## What this task involves:
Filtering the records below, copy only those lines that include the word "customize".

(Interface dataset entries)
=-=-=-=-=

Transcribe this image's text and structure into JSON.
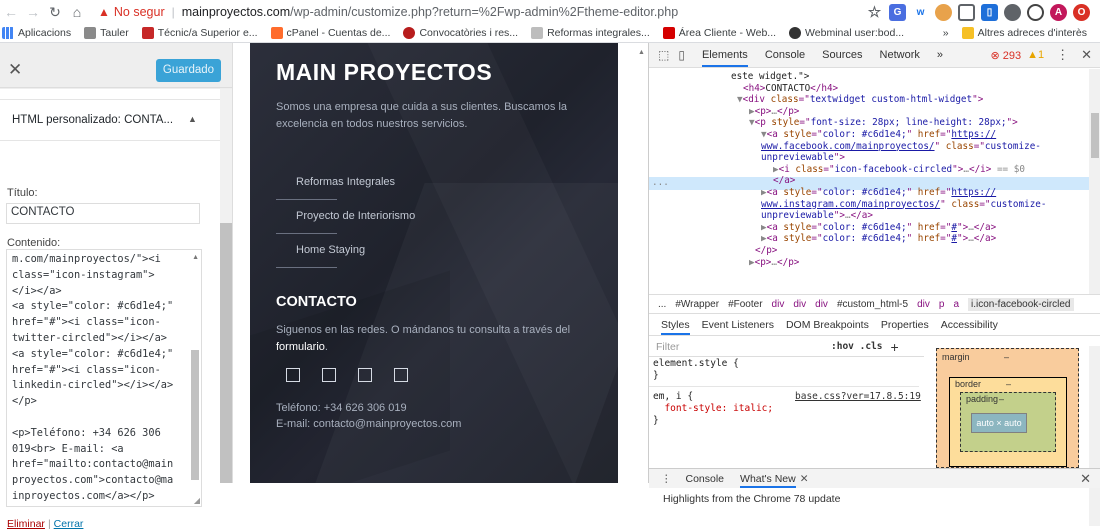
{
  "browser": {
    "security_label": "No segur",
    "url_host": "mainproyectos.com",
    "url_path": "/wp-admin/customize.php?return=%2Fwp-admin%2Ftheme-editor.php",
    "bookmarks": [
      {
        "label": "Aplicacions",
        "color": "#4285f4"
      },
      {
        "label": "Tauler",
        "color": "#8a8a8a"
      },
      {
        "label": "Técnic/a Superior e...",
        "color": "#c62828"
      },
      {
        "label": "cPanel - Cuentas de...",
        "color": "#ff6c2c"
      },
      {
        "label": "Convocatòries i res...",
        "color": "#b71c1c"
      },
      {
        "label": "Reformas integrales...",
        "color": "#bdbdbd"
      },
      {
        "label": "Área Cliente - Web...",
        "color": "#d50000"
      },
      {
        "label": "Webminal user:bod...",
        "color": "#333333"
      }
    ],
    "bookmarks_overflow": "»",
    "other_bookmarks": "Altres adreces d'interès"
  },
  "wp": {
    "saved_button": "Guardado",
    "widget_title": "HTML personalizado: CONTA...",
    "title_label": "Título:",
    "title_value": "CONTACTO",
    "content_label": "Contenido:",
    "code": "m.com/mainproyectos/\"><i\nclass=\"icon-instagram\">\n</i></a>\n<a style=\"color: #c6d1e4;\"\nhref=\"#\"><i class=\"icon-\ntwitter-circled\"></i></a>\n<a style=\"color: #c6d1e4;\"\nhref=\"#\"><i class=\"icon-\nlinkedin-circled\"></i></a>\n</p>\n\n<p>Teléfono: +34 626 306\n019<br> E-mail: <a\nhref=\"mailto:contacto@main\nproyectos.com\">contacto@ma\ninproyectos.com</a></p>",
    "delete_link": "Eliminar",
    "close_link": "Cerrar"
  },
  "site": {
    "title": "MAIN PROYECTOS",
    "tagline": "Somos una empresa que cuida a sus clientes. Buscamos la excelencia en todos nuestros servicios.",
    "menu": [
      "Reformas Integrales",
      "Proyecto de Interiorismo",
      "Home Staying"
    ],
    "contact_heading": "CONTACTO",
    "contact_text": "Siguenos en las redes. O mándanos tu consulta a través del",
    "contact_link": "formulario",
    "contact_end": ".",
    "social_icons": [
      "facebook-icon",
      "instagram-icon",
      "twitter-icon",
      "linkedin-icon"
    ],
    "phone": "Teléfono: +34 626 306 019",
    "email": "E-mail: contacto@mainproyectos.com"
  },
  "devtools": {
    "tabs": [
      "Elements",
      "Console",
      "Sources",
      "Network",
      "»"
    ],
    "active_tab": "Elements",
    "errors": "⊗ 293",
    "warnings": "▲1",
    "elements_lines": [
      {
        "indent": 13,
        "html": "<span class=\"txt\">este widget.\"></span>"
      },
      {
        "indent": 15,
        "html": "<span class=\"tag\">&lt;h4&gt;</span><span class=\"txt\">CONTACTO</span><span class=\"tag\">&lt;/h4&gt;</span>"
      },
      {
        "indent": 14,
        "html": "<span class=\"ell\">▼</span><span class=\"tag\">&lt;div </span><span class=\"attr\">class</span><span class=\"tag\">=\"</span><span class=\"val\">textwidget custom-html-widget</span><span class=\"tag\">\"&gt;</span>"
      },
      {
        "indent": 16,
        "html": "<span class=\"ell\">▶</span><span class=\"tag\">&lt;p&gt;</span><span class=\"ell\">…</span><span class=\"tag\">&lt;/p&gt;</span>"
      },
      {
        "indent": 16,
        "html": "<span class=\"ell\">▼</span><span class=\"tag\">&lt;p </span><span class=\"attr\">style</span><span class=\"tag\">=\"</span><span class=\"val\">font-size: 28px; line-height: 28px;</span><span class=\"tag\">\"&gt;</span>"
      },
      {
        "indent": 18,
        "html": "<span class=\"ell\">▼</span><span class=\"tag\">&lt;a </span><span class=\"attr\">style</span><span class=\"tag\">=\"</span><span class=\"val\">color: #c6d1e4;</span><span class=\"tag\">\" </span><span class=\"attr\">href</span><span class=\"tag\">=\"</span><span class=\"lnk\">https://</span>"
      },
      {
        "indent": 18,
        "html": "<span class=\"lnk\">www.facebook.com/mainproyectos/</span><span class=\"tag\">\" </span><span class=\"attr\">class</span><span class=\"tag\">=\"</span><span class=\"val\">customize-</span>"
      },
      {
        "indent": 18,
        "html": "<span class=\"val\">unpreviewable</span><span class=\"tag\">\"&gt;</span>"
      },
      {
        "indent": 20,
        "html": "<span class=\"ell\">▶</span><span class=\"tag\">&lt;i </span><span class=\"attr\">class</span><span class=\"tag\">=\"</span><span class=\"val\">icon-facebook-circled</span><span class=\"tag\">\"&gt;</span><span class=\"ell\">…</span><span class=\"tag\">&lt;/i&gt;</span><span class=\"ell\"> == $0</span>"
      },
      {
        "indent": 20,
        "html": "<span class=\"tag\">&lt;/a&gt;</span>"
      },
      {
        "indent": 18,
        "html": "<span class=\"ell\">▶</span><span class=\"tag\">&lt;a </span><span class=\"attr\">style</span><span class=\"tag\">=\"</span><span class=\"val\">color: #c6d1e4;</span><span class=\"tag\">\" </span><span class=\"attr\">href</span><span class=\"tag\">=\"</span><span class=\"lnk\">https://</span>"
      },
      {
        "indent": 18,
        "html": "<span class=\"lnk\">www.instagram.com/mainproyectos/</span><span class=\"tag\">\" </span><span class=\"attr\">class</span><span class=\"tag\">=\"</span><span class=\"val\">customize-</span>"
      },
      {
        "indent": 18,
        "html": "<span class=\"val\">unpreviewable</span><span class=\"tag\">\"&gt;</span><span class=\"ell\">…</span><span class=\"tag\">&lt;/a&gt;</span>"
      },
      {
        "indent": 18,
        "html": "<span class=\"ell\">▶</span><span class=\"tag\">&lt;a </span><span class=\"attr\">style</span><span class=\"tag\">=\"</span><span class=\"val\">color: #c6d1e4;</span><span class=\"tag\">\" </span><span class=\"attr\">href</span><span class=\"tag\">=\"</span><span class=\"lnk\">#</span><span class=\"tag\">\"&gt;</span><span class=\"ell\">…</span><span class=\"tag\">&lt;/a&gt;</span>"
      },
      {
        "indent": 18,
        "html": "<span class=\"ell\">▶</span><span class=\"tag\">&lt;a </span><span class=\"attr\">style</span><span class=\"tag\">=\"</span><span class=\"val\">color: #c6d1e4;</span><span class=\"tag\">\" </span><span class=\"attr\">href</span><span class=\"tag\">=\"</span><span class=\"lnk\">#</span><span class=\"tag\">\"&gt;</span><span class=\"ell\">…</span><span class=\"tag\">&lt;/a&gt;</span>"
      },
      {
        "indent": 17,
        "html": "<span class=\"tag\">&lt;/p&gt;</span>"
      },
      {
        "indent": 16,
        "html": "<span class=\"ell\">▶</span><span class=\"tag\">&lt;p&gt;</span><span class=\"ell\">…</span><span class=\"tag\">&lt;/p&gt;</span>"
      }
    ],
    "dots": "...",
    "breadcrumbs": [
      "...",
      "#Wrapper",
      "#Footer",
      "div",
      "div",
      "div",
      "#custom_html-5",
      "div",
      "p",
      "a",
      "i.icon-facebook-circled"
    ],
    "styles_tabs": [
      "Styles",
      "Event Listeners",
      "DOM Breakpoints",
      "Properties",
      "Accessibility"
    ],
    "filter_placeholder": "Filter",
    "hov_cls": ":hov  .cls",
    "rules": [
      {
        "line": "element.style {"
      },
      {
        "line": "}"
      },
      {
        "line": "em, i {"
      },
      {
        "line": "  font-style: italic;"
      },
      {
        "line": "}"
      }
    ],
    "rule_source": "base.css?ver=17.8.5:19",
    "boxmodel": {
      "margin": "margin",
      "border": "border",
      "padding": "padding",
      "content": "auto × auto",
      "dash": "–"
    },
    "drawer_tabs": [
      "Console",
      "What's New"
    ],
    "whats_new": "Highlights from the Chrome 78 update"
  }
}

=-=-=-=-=

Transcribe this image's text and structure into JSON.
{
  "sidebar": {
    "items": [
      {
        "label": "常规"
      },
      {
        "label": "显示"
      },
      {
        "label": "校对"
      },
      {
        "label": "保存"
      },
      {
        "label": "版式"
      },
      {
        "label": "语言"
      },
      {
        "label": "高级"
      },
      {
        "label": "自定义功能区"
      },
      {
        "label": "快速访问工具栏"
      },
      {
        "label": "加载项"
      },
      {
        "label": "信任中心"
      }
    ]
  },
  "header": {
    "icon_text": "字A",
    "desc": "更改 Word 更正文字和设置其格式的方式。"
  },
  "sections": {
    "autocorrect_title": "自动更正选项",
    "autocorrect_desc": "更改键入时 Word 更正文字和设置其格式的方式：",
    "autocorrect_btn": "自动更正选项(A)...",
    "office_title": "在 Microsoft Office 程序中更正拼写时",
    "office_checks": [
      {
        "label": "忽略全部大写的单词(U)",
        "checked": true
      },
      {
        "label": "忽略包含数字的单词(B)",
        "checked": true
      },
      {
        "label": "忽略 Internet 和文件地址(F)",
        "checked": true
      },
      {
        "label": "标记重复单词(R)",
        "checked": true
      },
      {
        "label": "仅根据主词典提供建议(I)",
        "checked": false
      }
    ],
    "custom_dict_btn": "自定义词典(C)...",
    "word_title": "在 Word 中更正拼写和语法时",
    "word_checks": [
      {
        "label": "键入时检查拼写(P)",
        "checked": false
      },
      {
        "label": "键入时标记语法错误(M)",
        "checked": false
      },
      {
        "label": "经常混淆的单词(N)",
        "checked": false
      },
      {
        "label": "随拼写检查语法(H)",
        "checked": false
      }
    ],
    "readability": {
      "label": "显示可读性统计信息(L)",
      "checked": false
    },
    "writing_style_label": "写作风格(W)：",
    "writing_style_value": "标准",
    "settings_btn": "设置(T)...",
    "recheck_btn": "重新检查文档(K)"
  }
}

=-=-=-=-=

## Response to this task:
    "url_path": "/wp-admin/customize.php?return=%2Fwp-admin%2Ftheme-editor.php",
        "html": "<span class=\"lnk\">www.facebook.com/mainproyectos/</span><span class=\"tag\">\" </span><span class=\"attr\">class</span><span class=\"tag\">=\"</span><span class=\"val\">customize-</span>"
        "html": "<span class=\"lnk\">www.instagram.com/mainproyectos/</span><span class=\"tag\">\" </span><span class=\"attr\">class</span><span class=\"tag\">=\"</span><span class=\"val\">customize-</span>"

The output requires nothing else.